■ **Problem**
Each line below should be retyped exactly, with no pictures.

------------------------

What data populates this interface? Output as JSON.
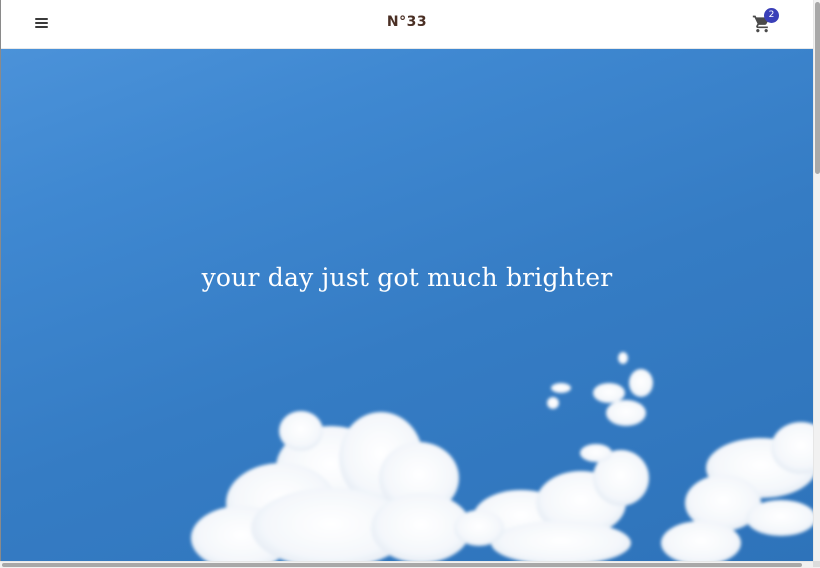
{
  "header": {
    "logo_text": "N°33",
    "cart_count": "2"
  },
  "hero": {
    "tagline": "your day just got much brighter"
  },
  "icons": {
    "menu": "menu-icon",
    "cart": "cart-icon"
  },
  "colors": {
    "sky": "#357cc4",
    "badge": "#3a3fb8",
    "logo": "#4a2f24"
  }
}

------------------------

■ **Answer to the problem**
What data populates this interface? Output as JSON.
{
  "header": {
    "logo_text": "N°33",
    "cart_count": "2"
  },
  "hero": {
    "tagline": "your day just got much brighter"
  },
  "icons": {
    "menu": "menu-icon",
    "cart": "cart-icon"
  },
  "colors": {
    "sky": "#357cc4",
    "badge": "#3a3fb8",
    "logo": "#4a2f24"
  }
}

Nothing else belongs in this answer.